I’ve failed so many times. But he just stares back at me from my bed pillow and waits for me to see the thread between us so I’ll stop trying to explain myself.
You can’t hide forever, he says. The seed and the flower alike pulse with my life. The bloom begins before you see it, “though sometimes it is necessary to reteach a thing its loveliness, to put a hand on the brow of the flower and retell it in words and in touch it is lovely, until it flowers again from within, of self-blessing.” An excerpt from Galway Kinnell’s, “Saint Francis and the Sow.”

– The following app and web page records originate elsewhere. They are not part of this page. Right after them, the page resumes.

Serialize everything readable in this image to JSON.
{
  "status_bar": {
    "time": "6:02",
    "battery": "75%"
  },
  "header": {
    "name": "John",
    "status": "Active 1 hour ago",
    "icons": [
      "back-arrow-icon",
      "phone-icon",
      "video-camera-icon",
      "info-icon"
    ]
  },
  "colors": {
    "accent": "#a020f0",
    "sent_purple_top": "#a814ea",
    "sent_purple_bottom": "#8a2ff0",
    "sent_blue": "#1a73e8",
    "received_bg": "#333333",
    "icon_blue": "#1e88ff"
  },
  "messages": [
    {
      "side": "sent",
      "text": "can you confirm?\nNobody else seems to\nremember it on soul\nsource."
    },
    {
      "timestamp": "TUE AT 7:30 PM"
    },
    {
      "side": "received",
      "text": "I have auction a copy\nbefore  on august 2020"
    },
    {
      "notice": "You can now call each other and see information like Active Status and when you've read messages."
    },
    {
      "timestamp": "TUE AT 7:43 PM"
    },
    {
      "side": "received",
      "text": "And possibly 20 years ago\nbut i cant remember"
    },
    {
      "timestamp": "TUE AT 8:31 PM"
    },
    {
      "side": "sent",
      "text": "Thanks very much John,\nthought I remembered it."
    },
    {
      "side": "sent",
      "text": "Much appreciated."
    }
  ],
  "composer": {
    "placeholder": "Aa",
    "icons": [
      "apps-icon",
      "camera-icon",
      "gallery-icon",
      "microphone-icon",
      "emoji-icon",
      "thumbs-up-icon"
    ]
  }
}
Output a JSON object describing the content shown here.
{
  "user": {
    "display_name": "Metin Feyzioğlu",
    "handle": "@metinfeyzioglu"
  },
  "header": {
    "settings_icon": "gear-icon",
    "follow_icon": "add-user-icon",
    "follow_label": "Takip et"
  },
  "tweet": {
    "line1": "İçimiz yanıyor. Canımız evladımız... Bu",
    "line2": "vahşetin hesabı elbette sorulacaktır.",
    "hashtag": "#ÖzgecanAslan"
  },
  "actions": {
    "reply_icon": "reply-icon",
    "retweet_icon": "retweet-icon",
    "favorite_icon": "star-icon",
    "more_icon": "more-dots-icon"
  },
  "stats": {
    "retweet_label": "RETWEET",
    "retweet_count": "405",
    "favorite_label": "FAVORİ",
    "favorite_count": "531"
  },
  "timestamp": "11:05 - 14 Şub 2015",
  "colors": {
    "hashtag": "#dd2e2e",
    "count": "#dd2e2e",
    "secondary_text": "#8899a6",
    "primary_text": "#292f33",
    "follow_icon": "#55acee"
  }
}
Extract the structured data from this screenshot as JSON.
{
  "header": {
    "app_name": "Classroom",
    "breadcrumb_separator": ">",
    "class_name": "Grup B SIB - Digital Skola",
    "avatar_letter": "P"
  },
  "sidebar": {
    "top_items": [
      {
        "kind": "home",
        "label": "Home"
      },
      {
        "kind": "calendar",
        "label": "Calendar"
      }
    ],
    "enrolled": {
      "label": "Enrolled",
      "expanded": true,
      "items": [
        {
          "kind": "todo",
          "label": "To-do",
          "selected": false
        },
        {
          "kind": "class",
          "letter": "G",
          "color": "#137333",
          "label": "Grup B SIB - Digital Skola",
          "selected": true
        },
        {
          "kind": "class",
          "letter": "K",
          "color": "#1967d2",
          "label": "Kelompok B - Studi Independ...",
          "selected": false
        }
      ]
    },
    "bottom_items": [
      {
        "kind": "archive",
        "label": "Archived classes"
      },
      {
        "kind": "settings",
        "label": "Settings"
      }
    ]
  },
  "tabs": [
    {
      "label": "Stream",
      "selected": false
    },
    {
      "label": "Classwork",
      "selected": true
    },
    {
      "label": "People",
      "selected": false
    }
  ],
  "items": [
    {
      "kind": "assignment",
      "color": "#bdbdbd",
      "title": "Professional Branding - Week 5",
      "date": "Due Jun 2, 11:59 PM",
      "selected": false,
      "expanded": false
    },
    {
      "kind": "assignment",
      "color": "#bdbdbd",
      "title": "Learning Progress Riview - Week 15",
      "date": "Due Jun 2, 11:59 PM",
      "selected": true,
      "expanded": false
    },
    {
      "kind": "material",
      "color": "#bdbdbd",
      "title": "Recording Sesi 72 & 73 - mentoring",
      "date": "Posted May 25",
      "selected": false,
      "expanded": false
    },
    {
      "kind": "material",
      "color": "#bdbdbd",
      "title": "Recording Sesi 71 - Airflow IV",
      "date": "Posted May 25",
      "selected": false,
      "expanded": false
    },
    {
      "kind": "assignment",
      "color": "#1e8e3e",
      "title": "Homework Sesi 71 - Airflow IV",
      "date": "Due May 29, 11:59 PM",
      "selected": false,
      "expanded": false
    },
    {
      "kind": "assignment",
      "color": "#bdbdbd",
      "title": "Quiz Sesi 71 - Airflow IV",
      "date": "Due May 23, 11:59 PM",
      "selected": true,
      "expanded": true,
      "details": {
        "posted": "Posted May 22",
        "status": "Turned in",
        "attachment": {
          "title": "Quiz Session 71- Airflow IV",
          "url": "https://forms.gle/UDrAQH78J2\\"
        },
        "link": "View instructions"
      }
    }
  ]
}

I’ve always assumed a blessing can only be given by another, but don’t I count? Maybe I’ve lacked imagination in this. Shouldn’t I be the first in line to invoke God’s favor upon myself. I think he has the right to know I want it. But it’s even more than want. It’s necessary participation.
And damnit, I want my one day at a times to have more meat on it than mere survival.
I changed my tagline on this site today to read: It is never too late to become what you might have been.
Our might have beens are seeds too. I think I’ll put mine in the ground and give it what it needs for once in my life. Feed it water, not wine. Some sunlight wouldn’t hurt either.
No matter the fear I wrestle with everyday, I know something tonight that I’ve never known in any sobriety attempts prior: I cannot bear the thought of leaving this life and my loved ones with a might have been. That carves a hole in me bigger than even alcohol did.
I’d say that’s a damn good start 40 days in.